But it wasn’t over yet and with the crowd baying for more, QOTSA returned to the stage and performed 2 more tracks from ‘…Like Clockwork’: The Vampyre of Time and Memory and I Appear Missing. This just added fuel to the fire and for one last hurrah the troops gathered into one big mosh circle. They knew what was coming and it was confirmed by the opening riff of Song for the Dead as once again the crowd exploded into life in tune with the band.
A massive 21 song setlist, a fantastic lighting and graphics display and certainly a great time had by all.
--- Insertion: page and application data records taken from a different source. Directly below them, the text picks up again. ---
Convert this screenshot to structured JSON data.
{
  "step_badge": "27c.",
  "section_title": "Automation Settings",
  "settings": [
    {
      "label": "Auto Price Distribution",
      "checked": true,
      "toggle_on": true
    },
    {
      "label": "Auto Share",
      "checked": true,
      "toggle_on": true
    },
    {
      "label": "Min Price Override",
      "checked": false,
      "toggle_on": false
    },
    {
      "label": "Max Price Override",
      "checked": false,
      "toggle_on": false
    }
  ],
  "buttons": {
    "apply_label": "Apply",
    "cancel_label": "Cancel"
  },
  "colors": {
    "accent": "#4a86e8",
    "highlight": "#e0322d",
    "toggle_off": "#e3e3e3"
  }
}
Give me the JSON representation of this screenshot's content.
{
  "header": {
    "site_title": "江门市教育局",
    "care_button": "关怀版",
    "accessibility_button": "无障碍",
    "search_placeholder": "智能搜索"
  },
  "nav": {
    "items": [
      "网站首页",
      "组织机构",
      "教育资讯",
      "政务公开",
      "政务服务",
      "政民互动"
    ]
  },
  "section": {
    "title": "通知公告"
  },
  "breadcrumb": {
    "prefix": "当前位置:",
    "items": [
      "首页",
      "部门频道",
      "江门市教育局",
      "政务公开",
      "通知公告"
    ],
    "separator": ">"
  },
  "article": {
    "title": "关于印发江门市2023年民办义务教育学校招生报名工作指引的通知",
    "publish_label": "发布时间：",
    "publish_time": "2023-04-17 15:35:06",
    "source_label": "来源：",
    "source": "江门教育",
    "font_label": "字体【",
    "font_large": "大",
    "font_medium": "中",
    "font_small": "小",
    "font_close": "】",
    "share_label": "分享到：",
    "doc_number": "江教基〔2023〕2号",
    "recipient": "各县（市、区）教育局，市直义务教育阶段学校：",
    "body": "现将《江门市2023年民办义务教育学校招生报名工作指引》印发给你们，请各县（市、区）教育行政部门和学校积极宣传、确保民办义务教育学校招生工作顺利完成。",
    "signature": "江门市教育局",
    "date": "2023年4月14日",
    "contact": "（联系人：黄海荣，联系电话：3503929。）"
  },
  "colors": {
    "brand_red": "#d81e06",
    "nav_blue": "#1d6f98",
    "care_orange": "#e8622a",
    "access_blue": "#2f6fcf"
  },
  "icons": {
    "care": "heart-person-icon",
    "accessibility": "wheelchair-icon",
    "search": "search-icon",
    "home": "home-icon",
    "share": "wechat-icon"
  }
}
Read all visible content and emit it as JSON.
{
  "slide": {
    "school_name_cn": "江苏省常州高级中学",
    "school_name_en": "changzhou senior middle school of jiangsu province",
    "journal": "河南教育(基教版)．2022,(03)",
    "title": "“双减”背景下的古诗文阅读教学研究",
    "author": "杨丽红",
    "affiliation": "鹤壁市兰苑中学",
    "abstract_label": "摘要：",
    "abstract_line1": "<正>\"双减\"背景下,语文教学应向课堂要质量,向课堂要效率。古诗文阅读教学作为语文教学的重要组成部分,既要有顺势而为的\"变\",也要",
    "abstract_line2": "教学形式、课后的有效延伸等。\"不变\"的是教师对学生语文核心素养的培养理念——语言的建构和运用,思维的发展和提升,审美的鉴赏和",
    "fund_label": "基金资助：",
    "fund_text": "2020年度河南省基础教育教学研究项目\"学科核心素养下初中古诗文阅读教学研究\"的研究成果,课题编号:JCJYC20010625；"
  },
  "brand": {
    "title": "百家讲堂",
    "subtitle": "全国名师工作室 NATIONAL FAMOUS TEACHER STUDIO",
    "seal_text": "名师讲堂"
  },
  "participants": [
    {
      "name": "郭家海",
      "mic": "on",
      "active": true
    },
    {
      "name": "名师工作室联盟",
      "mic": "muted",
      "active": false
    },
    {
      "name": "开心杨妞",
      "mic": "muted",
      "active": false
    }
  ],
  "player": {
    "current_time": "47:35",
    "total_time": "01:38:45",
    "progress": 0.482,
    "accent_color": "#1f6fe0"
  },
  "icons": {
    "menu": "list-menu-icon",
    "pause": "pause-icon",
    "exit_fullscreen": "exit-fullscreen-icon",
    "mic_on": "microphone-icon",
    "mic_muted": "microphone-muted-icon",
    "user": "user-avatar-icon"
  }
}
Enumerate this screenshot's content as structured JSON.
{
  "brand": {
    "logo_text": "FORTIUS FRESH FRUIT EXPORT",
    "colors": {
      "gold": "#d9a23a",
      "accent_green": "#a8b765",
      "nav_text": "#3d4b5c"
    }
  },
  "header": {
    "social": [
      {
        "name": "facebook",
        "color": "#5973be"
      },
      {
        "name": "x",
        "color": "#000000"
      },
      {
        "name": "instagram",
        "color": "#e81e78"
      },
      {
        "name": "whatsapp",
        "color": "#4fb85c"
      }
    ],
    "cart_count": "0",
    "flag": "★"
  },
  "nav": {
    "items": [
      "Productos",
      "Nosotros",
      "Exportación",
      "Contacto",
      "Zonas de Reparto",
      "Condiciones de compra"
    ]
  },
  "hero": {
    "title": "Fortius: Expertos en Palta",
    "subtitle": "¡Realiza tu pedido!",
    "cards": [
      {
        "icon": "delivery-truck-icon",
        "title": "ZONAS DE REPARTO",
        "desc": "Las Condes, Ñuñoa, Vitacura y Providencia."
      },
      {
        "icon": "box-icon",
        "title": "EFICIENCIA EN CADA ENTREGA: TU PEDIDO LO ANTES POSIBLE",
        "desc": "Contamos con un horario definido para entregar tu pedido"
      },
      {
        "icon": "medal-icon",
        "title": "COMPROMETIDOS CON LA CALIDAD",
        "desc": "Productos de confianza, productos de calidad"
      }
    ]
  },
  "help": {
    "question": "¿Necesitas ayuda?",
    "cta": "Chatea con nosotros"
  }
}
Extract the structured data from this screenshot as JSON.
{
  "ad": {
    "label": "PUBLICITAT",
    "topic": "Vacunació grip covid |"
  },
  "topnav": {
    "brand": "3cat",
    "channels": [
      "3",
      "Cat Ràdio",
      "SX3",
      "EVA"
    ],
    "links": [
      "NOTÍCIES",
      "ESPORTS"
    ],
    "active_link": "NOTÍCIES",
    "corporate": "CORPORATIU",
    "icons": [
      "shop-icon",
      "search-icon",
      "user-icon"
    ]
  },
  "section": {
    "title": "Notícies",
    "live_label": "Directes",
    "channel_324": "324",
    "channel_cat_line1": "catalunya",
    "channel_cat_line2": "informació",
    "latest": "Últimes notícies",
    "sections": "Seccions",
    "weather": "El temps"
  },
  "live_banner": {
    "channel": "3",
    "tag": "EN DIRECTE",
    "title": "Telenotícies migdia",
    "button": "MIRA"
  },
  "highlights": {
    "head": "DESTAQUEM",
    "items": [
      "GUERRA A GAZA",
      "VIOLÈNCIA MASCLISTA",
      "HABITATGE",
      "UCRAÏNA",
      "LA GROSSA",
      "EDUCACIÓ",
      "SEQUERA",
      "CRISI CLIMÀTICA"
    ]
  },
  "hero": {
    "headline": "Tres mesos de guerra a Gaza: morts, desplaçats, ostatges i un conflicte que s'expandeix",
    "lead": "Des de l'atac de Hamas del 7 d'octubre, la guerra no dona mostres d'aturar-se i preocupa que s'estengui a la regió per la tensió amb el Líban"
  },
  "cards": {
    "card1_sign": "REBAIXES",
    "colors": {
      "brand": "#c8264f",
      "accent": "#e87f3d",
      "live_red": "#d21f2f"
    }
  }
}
Queens of the Stone Age really know how to push all the buttons and were in fine form, just like the fans.
Setlist QOTSA O2, Dublin
- You Think I Ain’t Worth a Dollar, but I Feel Like a Millionaire
- No One Knows
- My God Is the Sun
- Burn the Witch
- The Lost Art of Keeping a Secret
- Monsters in the Parasol
- I Sat by the Ocean
- …Like Clockwork
- Misfit Love
- If I Had a Tail
- Little Sister
- Fairweather Friends
- Smooth Sailing
- Make It Wit Chu
- Sick, Sick, Sick
- Better Living Through Chemistry
- Go With the Flow
- The Vampyre of Time and Memory
- I Appear Missing
- Song for the Dead
Review by Pat Byrne
Photos by David Doyle